Work to complete
Every record gets copied exactly, and no picture goes with it.

————————

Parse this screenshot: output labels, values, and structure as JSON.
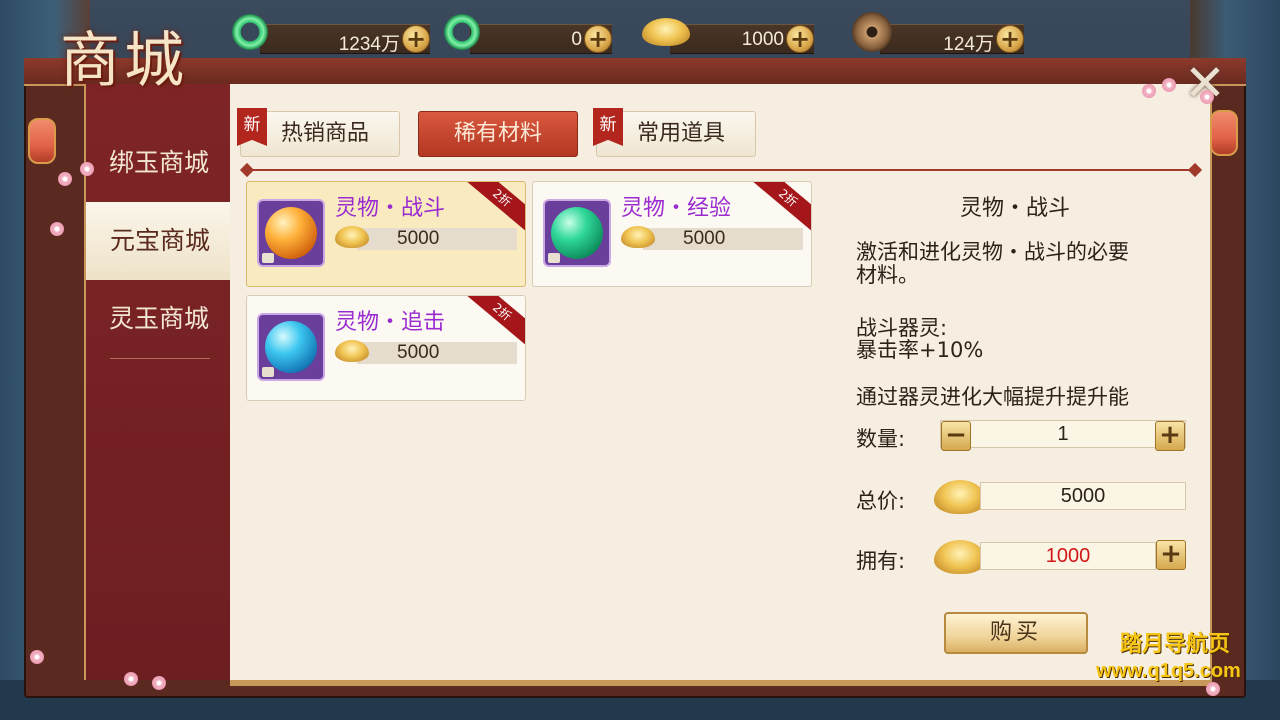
{
  "window_title": "商城",
  "currencies": [
    {
      "icon": "jade-ring-icon",
      "value": "1234万"
    },
    {
      "icon": "locked-jade-ring-icon",
      "value": "0"
    },
    {
      "icon": "gold-ingot-icon",
      "value": "1000"
    },
    {
      "icon": "copper-coin-icon",
      "value": "124万"
    }
  ],
  "sidebar": {
    "items": [
      {
        "label": "绑玉商城",
        "active": false
      },
      {
        "label": "元宝商城",
        "active": true
      },
      {
        "label": "灵玉商城",
        "active": false
      }
    ]
  },
  "tabs": [
    {
      "label": "热销商品",
      "badge": "新",
      "active": false
    },
    {
      "label": "稀有材料",
      "badge": "",
      "active": true
    },
    {
      "label": "常用道具",
      "badge": "新",
      "active": false
    }
  ],
  "items": [
    {
      "name": "灵物・战斗",
      "price": "5000",
      "discount": "2折",
      "orb": "orange",
      "selected": true
    },
    {
      "name": "灵物・经验",
      "price": "5000",
      "discount": "2折",
      "orb": "green",
      "selected": false
    },
    {
      "name": "灵物・追击",
      "price": "5000",
      "discount": "2折",
      "orb": "blue",
      "selected": false
    }
  ],
  "detail": {
    "title": "灵物・战斗",
    "desc_line1": "激活和进化灵物・战斗的必要",
    "desc_line2": "材料。",
    "stat_title": "战斗器灵:",
    "stat_value": "暴击率+10%",
    "upgrade_note": "通过器灵进化大幅提升提升能",
    "qty_label": "数量:",
    "qty_value": "1",
    "total_label": "总价:",
    "total_value": "5000",
    "own_label": "拥有:",
    "own_value": "1000",
    "buy_label": "购买"
  },
  "watermark": {
    "line1": "踏月导航页",
    "line2": "www.q1q5.com"
  },
  "colors": {
    "item_name": "#9a2bd0",
    "own_value": "#d01818",
    "active_tab": "#b33722",
    "sidebar_bg": "#7e2426"
  }
}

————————

Your response
Parse this screenshot: output labels, values, and structure as JSON.
{
  "window_title": "商城",
  "currencies": [
    {
      "icon": "jade-ring-icon",
      "value": "1234万"
    },
    {
      "icon": "locked-jade-ring-icon",
      "value": "0"
    },
    {
      "icon": "gold-ingot-icon",
      "value": "1000"
    },
    {
      "icon": "copper-coin-icon",
      "value": "124万"
    }
  ],
  "sidebar": {
    "items": [
      {
        "label": "绑玉商城",
        "active": false
      },
      {
        "label": "元宝商城",
        "active": true
      },
      {
        "label": "灵玉商城",
        "active": false
      }
    ]
  },
  "tabs": [
    {
      "label": "热销商品",
      "badge": "新",
      "active": false
    },
    {
      "label": "稀有材料",
      "badge": "",
      "active": true
    },
    {
      "label": "常用道具",
      "badge": "新",
      "active": false
    }
  ],
  "items": [
    {
      "name": "灵物・战斗",
      "price": "5000",
      "discount": "2折",
      "orb": "orange",
      "selected": true
    },
    {
      "name": "灵物・经验",
      "price": "5000",
      "discount": "2折",
      "orb": "green",
      "selected": false
    },
    {
      "name": "灵物・追击",
      "price": "5000",
      "discount": "2折",
      "orb": "blue",
      "selected": false
    }
  ],
  "detail": {
    "title": "灵物・战斗",
    "desc_line1": "激活和进化灵物・战斗的必要",
    "desc_line2": "材料。",
    "stat_title": "战斗器灵:",
    "stat_value": "暴击率+10%",
    "upgrade_note": "通过器灵进化大幅提升提升能",
    "qty_label": "数量:",
    "qty_value": "1",
    "total_label": "总价:",
    "total_value": "5000",
    "own_label": "拥有:",
    "own_value": "1000",
    "buy_label": "购买"
  },
  "watermark": {
    "line1": "踏月导航页",
    "line2": "www.q1q5.com"
  },
  "colors": {
    "item_name": "#9a2bd0",
    "own_value": "#d01818",
    "active_tab": "#b33722",
    "sidebar_bg": "#7e2426"
  }
}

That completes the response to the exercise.